*App and web page records*
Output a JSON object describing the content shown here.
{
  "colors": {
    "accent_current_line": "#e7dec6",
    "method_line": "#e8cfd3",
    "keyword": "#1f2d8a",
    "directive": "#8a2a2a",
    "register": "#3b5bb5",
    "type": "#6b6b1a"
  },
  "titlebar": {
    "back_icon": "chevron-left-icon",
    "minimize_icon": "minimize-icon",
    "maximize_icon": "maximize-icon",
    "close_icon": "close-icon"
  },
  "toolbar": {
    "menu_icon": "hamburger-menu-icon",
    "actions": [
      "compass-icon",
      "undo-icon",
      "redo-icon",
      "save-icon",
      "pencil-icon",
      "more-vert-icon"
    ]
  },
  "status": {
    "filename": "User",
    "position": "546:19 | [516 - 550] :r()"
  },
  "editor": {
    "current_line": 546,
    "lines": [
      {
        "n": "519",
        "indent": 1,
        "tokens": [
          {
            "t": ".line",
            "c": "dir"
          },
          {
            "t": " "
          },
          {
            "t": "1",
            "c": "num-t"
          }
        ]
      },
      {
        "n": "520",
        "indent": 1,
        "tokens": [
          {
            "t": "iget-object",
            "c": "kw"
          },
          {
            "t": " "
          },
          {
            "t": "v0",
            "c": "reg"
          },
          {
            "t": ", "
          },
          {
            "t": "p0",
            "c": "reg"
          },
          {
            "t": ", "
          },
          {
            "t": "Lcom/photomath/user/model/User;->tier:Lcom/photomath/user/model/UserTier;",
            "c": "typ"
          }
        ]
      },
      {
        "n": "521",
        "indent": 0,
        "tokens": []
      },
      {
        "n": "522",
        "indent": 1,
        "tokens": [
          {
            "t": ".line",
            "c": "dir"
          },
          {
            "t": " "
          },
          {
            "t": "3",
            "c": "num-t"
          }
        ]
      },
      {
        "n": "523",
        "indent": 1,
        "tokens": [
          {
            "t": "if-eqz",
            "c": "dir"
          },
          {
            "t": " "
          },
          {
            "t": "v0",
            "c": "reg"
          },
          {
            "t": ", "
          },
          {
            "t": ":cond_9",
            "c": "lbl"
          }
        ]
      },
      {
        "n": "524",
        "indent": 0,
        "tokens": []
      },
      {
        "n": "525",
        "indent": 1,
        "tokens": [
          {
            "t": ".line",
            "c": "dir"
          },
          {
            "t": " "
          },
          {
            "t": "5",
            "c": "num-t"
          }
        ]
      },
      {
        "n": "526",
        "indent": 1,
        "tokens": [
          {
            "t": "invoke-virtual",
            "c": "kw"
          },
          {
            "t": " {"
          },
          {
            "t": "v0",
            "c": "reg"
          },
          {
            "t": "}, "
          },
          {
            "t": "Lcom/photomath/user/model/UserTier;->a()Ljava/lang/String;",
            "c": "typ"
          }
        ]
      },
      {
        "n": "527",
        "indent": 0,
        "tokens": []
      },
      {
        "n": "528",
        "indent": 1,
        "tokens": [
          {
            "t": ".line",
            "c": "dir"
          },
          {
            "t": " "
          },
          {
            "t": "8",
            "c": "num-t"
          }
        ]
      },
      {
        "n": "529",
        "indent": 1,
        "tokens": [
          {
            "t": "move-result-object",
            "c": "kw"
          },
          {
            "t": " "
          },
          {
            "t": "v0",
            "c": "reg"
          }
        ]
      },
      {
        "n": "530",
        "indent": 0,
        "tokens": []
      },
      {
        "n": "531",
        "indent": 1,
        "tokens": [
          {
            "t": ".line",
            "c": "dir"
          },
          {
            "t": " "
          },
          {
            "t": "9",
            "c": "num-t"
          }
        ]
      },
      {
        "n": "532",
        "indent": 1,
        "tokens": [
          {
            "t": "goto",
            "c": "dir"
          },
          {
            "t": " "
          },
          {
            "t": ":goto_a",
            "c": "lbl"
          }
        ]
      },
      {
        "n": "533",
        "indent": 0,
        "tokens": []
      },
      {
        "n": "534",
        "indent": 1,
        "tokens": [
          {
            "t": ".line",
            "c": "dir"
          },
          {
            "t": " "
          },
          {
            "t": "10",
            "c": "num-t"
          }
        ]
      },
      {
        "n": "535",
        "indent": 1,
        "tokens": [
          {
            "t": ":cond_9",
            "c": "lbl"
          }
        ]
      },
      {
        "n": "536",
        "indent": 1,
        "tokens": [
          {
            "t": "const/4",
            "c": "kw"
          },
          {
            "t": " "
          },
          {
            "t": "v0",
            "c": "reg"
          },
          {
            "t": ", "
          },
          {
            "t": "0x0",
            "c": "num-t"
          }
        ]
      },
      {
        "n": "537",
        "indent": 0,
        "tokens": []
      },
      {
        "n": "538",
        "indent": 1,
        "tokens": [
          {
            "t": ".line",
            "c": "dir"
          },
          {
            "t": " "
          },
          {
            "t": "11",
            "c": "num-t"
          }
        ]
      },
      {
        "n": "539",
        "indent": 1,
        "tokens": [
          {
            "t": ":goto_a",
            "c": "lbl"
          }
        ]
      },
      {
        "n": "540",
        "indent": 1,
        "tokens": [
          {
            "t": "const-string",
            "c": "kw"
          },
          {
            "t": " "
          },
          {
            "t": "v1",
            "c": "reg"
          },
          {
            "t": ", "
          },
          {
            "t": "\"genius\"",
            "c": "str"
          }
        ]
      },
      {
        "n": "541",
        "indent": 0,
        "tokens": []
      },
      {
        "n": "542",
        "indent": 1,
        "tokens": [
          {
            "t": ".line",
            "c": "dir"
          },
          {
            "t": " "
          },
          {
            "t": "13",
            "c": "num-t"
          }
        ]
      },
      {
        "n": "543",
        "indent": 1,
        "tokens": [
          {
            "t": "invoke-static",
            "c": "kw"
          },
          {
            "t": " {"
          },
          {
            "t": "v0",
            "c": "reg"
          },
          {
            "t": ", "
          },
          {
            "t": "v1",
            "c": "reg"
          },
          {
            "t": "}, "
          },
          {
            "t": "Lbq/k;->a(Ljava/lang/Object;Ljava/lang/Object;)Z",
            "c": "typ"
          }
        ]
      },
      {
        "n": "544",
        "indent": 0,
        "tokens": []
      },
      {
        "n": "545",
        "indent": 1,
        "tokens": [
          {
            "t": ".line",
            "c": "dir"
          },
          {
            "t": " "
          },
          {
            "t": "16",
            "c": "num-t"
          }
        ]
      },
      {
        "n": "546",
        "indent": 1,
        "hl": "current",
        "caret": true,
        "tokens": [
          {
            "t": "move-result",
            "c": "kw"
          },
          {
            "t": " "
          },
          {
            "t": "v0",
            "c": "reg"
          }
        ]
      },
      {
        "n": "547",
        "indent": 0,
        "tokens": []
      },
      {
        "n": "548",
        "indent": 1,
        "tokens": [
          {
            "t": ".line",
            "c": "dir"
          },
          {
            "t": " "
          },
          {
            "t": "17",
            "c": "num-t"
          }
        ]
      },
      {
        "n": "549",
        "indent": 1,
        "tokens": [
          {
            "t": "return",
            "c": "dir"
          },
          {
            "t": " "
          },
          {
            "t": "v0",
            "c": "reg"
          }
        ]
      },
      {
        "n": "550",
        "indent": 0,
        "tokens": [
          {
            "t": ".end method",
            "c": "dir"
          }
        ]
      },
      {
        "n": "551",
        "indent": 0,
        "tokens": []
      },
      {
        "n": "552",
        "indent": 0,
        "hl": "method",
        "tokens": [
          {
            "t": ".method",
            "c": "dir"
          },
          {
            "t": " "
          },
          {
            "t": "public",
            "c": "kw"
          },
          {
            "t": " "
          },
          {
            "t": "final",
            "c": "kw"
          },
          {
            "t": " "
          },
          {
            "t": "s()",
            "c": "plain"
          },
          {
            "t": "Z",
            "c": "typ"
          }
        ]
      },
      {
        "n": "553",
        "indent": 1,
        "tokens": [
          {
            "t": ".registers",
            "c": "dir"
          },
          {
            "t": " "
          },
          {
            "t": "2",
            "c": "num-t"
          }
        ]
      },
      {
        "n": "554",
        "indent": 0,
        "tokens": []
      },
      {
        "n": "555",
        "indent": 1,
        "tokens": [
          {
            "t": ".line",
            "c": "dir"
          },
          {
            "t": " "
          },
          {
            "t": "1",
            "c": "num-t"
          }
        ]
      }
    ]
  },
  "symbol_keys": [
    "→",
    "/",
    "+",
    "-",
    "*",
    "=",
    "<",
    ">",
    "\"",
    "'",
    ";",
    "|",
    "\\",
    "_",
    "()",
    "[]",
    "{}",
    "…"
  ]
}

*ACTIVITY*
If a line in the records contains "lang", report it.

*SOLUTION TO THE EXERCISE*
            "t": "Lcom/photomath/user/model/UserTier;->a()Ljava/lang/String;",
            "t": "Lbq/k;->a(Ljava/lang/Object;Ljava/lang/Object;)Z",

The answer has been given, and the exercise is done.